→ Problem statement: Please tell how many of the lines below contain "that", using only a number.

(Dataset rows describing interfaces)
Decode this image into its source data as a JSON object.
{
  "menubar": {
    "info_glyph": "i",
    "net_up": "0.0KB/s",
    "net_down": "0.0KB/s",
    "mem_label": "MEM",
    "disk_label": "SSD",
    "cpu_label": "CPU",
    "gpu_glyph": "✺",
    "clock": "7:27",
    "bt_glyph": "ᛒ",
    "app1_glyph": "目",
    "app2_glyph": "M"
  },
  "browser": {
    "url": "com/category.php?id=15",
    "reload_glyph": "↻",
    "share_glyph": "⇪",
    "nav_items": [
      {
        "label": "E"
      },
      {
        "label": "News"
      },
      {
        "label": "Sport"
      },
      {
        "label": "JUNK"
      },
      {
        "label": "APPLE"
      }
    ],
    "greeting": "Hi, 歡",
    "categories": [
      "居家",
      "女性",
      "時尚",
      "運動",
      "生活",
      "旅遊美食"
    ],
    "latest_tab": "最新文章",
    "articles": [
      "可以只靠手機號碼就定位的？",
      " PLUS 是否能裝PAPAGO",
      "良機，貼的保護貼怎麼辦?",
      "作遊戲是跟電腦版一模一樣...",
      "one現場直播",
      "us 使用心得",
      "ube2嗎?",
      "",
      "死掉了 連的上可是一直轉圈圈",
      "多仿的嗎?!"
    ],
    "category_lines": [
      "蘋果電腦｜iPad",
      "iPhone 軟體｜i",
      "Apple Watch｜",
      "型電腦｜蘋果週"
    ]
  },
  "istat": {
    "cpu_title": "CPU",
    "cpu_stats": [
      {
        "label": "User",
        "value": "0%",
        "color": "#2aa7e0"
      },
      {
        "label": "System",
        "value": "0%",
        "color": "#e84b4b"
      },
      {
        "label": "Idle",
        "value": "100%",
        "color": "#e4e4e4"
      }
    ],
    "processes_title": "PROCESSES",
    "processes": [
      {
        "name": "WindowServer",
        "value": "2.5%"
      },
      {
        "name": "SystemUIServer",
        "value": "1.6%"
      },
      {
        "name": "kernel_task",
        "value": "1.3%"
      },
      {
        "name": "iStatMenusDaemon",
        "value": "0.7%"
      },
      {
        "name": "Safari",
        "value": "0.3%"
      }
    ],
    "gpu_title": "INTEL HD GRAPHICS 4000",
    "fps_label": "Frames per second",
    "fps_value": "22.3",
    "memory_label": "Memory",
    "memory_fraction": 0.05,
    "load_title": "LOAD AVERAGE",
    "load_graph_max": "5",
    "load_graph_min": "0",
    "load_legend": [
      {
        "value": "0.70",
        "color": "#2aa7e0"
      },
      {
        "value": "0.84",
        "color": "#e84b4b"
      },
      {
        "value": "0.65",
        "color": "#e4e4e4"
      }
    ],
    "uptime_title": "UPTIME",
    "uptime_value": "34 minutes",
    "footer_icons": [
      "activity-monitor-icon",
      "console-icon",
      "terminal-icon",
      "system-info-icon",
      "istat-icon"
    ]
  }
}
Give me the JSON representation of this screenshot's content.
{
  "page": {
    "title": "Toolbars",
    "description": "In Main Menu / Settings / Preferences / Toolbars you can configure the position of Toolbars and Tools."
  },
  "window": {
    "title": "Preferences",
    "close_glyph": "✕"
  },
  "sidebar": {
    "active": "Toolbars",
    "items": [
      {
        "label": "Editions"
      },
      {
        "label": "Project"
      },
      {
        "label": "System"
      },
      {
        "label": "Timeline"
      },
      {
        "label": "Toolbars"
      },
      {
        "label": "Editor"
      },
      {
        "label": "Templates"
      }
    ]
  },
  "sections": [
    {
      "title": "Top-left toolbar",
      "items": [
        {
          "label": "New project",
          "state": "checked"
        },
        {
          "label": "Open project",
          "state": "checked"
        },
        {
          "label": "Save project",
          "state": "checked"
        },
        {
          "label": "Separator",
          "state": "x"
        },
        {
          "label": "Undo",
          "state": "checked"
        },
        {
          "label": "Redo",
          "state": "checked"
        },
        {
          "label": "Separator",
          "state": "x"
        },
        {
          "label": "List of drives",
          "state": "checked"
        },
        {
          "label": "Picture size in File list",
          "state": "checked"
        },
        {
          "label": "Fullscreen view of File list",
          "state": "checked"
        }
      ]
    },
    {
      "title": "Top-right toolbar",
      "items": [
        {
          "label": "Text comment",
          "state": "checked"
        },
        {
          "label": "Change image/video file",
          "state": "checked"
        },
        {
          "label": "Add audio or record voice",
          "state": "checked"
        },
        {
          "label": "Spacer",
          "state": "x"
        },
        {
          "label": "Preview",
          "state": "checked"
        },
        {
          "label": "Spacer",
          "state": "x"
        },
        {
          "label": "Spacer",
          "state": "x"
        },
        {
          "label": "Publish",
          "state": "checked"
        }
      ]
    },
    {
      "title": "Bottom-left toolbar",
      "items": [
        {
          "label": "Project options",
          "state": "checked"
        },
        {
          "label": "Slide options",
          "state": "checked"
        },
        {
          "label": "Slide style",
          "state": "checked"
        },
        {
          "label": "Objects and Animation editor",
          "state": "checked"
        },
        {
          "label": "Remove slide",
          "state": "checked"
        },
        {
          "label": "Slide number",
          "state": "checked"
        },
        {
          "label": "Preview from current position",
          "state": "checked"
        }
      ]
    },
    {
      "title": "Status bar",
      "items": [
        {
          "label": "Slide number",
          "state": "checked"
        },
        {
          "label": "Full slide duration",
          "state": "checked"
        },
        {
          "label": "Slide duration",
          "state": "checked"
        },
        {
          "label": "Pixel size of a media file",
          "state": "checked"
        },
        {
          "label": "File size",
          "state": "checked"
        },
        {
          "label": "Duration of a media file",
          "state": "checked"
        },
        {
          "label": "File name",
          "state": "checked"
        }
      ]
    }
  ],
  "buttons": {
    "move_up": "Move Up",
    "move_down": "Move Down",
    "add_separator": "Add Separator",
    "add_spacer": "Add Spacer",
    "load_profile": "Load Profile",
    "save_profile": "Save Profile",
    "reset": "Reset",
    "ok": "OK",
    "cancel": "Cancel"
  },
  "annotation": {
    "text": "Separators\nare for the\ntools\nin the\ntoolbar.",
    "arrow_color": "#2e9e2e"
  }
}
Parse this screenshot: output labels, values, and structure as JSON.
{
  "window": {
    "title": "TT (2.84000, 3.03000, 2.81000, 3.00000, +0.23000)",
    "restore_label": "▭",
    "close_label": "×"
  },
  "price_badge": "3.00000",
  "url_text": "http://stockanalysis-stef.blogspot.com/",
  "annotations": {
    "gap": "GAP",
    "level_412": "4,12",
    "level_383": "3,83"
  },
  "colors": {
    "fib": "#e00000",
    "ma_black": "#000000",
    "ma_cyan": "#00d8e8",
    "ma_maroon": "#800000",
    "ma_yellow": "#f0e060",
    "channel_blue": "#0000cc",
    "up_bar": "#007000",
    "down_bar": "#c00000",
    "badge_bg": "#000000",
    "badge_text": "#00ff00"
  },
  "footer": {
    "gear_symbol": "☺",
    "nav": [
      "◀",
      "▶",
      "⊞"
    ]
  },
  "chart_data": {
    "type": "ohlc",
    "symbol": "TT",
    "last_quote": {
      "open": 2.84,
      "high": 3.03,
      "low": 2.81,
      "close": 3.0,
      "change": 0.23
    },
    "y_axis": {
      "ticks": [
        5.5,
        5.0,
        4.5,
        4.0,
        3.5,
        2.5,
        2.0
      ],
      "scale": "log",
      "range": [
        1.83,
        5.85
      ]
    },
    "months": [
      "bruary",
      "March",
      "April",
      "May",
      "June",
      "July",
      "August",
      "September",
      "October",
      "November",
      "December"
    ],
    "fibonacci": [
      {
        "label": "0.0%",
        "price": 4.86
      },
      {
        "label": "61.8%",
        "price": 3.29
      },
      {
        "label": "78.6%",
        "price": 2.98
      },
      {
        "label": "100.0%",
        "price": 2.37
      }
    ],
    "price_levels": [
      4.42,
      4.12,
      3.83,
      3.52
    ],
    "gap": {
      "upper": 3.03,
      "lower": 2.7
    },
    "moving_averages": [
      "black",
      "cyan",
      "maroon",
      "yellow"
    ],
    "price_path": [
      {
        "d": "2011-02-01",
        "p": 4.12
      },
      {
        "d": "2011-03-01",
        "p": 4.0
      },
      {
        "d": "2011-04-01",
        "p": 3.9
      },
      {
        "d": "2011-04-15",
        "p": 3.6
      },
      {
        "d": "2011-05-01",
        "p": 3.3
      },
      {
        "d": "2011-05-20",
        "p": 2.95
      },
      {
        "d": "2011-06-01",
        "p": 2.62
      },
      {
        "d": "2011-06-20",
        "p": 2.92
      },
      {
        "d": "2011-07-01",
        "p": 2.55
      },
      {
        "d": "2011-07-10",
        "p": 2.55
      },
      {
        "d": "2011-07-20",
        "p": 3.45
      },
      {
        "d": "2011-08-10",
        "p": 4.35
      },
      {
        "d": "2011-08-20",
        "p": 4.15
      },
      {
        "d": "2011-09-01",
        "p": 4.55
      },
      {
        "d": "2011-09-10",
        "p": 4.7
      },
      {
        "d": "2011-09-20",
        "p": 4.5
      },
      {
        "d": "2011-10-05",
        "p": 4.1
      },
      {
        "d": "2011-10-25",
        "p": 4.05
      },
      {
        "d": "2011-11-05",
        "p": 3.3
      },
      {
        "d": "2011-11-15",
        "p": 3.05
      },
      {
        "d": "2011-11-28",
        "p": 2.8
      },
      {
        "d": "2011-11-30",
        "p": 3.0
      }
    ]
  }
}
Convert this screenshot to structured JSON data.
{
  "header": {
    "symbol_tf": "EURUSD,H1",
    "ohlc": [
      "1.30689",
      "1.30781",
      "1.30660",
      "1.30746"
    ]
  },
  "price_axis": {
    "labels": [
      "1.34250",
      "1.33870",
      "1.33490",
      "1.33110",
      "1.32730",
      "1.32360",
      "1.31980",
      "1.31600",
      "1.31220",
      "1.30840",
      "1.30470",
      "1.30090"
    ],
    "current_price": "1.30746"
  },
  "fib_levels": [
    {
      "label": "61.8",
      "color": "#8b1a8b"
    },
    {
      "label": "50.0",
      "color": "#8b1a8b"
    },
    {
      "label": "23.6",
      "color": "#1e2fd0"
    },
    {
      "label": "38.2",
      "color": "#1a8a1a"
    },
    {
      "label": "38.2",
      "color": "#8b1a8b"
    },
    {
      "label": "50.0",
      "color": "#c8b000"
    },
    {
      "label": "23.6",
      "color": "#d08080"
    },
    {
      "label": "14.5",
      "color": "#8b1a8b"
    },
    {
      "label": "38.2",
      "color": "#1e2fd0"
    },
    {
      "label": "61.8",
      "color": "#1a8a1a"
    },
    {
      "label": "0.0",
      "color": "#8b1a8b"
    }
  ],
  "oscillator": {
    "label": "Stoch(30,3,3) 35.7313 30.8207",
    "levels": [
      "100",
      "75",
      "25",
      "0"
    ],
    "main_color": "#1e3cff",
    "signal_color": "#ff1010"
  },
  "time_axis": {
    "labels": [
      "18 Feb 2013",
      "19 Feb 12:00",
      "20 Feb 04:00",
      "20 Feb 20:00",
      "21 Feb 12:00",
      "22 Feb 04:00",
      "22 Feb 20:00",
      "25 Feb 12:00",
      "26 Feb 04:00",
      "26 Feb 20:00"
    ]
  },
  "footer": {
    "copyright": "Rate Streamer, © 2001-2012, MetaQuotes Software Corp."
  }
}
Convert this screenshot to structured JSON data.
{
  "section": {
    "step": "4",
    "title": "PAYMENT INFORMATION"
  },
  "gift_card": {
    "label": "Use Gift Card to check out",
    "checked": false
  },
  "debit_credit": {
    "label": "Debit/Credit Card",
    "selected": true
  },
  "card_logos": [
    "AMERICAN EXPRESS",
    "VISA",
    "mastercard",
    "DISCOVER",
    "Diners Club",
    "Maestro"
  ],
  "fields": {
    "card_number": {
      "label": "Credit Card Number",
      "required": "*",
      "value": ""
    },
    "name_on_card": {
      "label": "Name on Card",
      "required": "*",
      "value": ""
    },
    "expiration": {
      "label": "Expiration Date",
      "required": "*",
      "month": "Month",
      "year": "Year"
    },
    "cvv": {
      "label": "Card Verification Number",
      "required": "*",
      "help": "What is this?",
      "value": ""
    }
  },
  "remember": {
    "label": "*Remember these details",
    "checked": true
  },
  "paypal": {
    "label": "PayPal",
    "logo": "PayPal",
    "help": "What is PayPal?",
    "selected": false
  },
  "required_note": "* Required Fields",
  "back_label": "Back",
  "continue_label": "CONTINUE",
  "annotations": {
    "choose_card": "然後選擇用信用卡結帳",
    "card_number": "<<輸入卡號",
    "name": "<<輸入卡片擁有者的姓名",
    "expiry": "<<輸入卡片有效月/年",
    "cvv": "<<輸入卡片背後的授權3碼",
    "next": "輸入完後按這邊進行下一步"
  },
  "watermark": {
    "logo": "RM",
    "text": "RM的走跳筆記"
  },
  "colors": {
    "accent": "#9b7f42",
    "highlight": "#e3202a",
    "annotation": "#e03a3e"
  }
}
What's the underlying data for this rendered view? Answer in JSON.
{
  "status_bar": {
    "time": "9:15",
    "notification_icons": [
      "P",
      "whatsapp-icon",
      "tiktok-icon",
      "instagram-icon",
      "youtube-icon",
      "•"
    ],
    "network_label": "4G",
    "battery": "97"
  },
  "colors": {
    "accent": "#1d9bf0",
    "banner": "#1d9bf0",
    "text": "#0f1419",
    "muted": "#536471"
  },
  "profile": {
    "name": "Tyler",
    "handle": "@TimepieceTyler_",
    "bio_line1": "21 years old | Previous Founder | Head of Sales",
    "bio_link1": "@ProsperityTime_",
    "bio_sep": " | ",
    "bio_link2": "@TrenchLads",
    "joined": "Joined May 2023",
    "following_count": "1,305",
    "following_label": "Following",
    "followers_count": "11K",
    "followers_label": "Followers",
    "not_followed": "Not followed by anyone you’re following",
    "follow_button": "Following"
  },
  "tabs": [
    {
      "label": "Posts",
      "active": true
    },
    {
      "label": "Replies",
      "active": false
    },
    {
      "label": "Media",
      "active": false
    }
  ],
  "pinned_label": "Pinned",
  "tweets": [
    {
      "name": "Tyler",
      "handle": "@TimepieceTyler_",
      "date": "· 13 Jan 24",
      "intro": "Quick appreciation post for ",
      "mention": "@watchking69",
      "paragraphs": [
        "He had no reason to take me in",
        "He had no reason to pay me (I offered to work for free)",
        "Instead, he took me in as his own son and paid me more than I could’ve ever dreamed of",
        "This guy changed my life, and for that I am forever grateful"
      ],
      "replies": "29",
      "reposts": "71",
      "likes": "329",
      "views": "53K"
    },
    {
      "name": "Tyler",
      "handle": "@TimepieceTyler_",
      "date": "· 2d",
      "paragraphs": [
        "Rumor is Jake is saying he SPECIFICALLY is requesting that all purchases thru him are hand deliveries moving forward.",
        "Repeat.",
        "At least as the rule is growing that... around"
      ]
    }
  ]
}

→ Result of this task: 3